Jan 9 2012
Dear Ms. Johnson,
I haven’t read too many regencies lately because they were all beginning to smear together in a Duke/spy/fiesty heroine filled blur. I had Regency ennui. When I started this book, I kind of got the feeling that it was part of a series but nonetheless, I took the plunge and dove in. I also decided not to seek out any other reviews of your previous books so that nothing would cloud my judgement or color my view. After finishing it, I can understand the variety of grades as some aspects worked for me while others were tired retreads.
Adelaide Ward never wanted to be the head of her little family – was never trained for it – but after the death of her parents and her younger brother is imprisonment for crushing debt, she has little choice. At twenty-seven, she’s not looking for romance or passion. All she wants is a respectable marriage to a man who can support her and hopefully pony up enough money for her younger sister to have a Season, help pay off her brother’s debts and take care of his son, her little nephew George. She thinks she’s found the man in Lord Robert Maxwell, (incorrectly called Sir Robert on the back blurb) a Baron of modest means but means enough for Adelaide. She’s positive he’ll come up to scratch at the house party they’re both attending – at least she prays he will as time and her modest funds are running out.

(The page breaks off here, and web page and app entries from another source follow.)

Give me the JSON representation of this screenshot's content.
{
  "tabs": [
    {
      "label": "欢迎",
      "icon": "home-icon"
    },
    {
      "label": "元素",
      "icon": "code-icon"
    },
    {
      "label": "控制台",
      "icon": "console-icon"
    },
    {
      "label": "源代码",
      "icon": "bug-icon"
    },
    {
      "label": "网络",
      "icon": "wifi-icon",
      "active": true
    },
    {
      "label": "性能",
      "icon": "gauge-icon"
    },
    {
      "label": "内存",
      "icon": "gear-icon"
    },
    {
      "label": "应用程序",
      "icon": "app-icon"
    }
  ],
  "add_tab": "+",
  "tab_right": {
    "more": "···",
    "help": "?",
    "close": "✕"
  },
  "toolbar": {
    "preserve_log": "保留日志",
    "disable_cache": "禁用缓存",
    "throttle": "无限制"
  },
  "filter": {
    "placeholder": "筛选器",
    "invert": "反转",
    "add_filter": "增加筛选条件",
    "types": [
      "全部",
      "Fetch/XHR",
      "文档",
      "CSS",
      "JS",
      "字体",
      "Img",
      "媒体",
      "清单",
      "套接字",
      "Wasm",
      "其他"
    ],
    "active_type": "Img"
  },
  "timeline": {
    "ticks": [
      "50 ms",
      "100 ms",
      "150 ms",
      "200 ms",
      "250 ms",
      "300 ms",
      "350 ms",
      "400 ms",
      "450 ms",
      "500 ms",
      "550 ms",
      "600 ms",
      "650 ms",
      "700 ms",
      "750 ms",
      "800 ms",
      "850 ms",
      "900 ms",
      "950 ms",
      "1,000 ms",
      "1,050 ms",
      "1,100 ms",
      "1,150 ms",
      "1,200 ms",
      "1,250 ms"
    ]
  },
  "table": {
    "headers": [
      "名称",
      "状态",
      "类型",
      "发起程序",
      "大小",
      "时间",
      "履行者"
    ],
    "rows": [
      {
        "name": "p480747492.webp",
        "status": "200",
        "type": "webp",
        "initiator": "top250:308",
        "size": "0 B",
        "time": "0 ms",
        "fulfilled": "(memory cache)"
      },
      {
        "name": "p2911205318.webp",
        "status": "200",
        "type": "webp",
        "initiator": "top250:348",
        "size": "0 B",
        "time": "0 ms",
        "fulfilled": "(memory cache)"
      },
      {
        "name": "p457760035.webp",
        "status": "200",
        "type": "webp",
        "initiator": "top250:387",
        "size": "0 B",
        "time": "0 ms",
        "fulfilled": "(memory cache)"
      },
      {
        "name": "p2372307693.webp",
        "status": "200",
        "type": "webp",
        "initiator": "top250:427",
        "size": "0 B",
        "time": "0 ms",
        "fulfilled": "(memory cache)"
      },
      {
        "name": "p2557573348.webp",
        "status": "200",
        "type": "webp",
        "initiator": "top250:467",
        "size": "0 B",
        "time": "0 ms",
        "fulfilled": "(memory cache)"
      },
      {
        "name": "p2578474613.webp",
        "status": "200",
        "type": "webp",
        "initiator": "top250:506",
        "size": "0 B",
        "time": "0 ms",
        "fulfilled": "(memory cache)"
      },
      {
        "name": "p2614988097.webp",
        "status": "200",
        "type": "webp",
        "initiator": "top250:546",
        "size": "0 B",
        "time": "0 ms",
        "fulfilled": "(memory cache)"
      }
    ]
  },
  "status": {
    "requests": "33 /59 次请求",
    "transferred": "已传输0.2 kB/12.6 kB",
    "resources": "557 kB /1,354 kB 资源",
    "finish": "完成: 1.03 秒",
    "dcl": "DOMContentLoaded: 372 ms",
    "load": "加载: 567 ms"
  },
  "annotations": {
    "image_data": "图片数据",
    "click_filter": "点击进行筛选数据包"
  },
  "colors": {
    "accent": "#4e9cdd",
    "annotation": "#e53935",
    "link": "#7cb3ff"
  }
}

But fate has something different in store for Adelaide in the form of Connor Brice who suddenly appears on the scene and gently romances Adelaide before deliberately compromising her. Now Adelaide finds herself with two suitors and two proposals though it’s looking like they both see her more as a bone to be fought over because of a private feud rather than a bride to be won. Connor and Robert have a long and bitter history which Adelaide painfully discovers as each attempts to sway her his way. Connor sweeps all before him and wins Adelaide’s hand in marriage but can he possibly win her trust after all the half truths he’s told or allow himself to focus on love instead of revenge?
I’ve read tons of Regency historicals and revenge plots aren’t my favorite so why did I start and keep reading “An Unexpected Gentleman?” Adelaide, that’s why. I have a thing for the quiet, unobtrusive heroine who isn’t The Most Beautiful, or The Most Outrageous, or The Most Fill in the Blank. I like a practical heroine who doesn’t expect a Grand Romance but who gets one anyway. And if she isn’t physically transformed from the brown wren she starts out as, so much the better. Adelaide might be the practical one, and she does this well, but she doesn’t want to martyr herself either. Yes, she does need to marry either Robert or Connor a) for the money, b) because Society demands it and c) because her younger sister’s chances would be ruined if she didn’t but Adelaide doesn’t rush nor allow either man to force her choice. In the end, the choice is fairly obvious but Adelaide still gets to make it. And she stands up for herself after marriage. She doesn’t cut her nose off to spite her face, she attempts to make the best of it, she goes for what she wants and is the first to lay it on the line. Adelaide is truly the stronger of the two, IMO, and she is the one I’m rooting for to get a HEA.
Now Connor has been dealt a raw deal by Robert and I can understand his driving need for revenge. What salvages the revenge plot for me is that Connor already has feelings for Adelaide even before he incorporates her into his plans. He’s not willing to call his emotions love yet but he doesn’t plan on making her life miserable just to get back at someone else. In fact, he wants to spoil her, wants to take away the burdens she’s been laboring under and wants to take on her family obligations. He’s not an asshole. He also comes to his senses about who and what is more important to him and I can almost see the pieces falling into place in his head and heart as the penny drops. He’s the one who has the furthest character arc distance to travel yet I do feel that he has accomplished this by the end.
Though this is the third (?) book in the series, I didn’t feel lost nor that the previous heroes and heroines were trying to shill their past books. There is a realistic family dynamic that ends the book which some people might not like but that I’d rather see occasionally instead of forced happy bunnies and rainbows reunions. Anything else would have diluted what went before. However I do wish that the final scene with the villain isn’t something I saw coming a mile away based on having read it so many times before. A heroine I enjoy watching get her HEA, a hero who isn’t a Duke – oh, thank God, and nary a spy in sight. Looks like there are a few single title Regencies I can manage to finish after all. B